Page and application data records:
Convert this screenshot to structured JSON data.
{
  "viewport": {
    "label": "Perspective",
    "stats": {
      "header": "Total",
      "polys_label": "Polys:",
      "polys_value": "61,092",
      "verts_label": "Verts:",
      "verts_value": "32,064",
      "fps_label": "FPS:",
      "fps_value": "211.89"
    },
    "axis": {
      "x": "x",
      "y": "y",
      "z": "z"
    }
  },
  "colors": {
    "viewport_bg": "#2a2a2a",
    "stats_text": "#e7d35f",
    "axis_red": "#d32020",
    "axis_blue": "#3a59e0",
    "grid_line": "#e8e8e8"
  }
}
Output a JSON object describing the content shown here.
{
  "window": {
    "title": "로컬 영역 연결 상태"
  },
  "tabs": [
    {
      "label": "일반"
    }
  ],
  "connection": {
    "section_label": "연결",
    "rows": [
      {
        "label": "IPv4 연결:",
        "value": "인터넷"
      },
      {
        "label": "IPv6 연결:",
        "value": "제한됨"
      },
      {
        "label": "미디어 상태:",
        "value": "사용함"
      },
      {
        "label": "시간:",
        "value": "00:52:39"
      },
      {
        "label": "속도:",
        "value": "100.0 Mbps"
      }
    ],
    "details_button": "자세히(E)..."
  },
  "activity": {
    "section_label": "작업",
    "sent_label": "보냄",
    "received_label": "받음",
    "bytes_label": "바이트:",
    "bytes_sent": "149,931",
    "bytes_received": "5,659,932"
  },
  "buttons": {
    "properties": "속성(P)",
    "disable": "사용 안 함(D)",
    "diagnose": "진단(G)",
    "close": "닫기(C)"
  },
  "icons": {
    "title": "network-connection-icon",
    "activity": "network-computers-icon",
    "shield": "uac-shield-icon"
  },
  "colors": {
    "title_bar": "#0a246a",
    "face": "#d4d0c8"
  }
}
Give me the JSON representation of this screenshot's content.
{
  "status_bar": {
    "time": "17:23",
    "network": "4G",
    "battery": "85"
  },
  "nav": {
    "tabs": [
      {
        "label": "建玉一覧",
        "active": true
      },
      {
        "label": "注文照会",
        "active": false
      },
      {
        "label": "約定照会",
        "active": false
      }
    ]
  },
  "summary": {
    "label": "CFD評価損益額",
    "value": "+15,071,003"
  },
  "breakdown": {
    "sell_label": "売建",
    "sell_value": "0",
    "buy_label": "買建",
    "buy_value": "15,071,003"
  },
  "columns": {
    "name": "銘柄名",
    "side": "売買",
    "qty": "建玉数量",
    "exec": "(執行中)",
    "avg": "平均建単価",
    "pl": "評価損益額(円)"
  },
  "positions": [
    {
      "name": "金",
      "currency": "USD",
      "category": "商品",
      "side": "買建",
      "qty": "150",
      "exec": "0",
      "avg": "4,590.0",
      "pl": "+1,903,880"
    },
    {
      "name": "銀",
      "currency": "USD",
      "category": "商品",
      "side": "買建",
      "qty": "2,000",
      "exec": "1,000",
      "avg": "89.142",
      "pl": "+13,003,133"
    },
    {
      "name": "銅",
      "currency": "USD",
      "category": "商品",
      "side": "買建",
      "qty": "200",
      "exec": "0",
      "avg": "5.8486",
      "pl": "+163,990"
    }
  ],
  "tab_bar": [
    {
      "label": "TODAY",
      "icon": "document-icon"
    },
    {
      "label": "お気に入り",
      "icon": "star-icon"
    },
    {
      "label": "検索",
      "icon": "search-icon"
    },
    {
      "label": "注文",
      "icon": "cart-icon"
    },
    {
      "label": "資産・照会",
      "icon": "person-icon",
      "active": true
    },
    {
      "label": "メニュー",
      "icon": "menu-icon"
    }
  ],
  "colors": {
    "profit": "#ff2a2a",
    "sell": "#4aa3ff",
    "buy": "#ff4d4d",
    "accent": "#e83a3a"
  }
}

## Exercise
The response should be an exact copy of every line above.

## Exercise result
Convert this screenshot to structured JSON data.
{
  "viewport": {
    "label": "Perspective",
    "stats": {
      "header": "Total",
      "polys_label": "Polys:",
      "polys_value": "61,092",
      "verts_label": "Verts:",
      "verts_value": "32,064",
      "fps_label": "FPS:",
      "fps_value": "211.89"
    },
    "axis": {
      "x": "x",
      "y": "y",
      "z": "z"
    }
  },
  "colors": {
    "viewport_bg": "#2a2a2a",
    "stats_text": "#e7d35f",
    "axis_red": "#d32020",
    "axis_blue": "#3a59e0",
    "grid_line": "#e8e8e8"
  }
}
Output a JSON object describing the content shown here.
{
  "window": {
    "title": "로컬 영역 연결 상태"
  },
  "tabs": [
    {
      "label": "일반"
    }
  ],
  "connection": {
    "section_label": "연결",
    "rows": [
      {
        "label": "IPv4 연결:",
        "value": "인터넷"
      },
      {
        "label": "IPv6 연결:",
        "value": "제한됨"
      },
      {
        "label": "미디어 상태:",
        "value": "사용함"
      },
      {
        "label": "시간:",
        "value": "00:52:39"
      },
      {
        "label": "속도:",
        "value": "100.0 Mbps"
      }
    ],
    "details_button": "자세히(E)..."
  },
  "activity": {
    "section_label": "작업",
    "sent_label": "보냄",
    "received_label": "받음",
    "bytes_label": "바이트:",
    "bytes_sent": "149,931",
    "bytes_received": "5,659,932"
  },
  "buttons": {
    "properties": "속성(P)",
    "disable": "사용 안 함(D)",
    "diagnose": "진단(G)",
    "close": "닫기(C)"
  },
  "icons": {
    "title": "network-connection-icon",
    "activity": "network-computers-icon",
    "shield": "uac-shield-icon"
  },
  "colors": {
    "title_bar": "#0a246a",
    "face": "#d4d0c8"
  }
}
Give me the JSON representation of this screenshot's content.
{
  "status_bar": {
    "time": "17:23",
    "network": "4G",
    "battery": "85"
  },
  "nav": {
    "tabs": [
      {
        "label": "建玉一覧",
        "active": true
      },
      {
        "label": "注文照会",
        "active": false
      },
      {
        "label": "約定照会",
        "active": false
      }
    ]
  },
  "summary": {
    "label": "CFD評価損益額",
    "value": "+15,071,003"
  },
  "breakdown": {
    "sell_label": "売建",
    "sell_value": "0",
    "buy_label": "買建",
    "buy_value": "15,071,003"
  },
  "columns": {
    "name": "銘柄名",
    "side": "売買",
    "qty": "建玉数量",
    "exec": "(執行中)",
    "avg": "平均建単価",
    "pl": "評価損益額(円)"
  },
  "positions": [
    {
      "name": "金",
      "currency": "USD",
      "category": "商品",
      "side": "買建",
      "qty": "150",
      "exec": "0",
      "avg": "4,590.0",
      "pl": "+1,903,880"
    },
    {
      "name": "銀",
      "currency": "USD",
      "category": "商品",
      "side": "買建",
      "qty": "2,000",
      "exec": "1,000",
      "avg": "89.142",
      "pl": "+13,003,133"
    },
    {
      "name": "銅",
      "currency": "USD",
      "category": "商品",
      "side": "買建",
      "qty": "200",
      "exec": "0",
      "avg": "5.8486",
      "pl": "+163,990"
    }
  ],
  "tab_bar": [
    {
      "label": "TODAY",
      "icon": "document-icon"
    },
    {
      "label": "お気に入り",
      "icon": "star-icon"
    },
    {
      "label": "検索",
      "icon": "search-icon"
    },
    {
      "label": "注文",
      "icon": "cart-icon"
    },
    {
      "label": "資産・照会",
      "icon": "person-icon",
      "active": true
    },
    {
      "label": "メニュー",
      "icon": "menu-icon"
    }
  ],
  "colors": {
    "profit": "#ff2a2a",
    "sell": "#4aa3ff",
    "buy": "#ff4d4d",
    "accent": "#e83a3a"
  }
}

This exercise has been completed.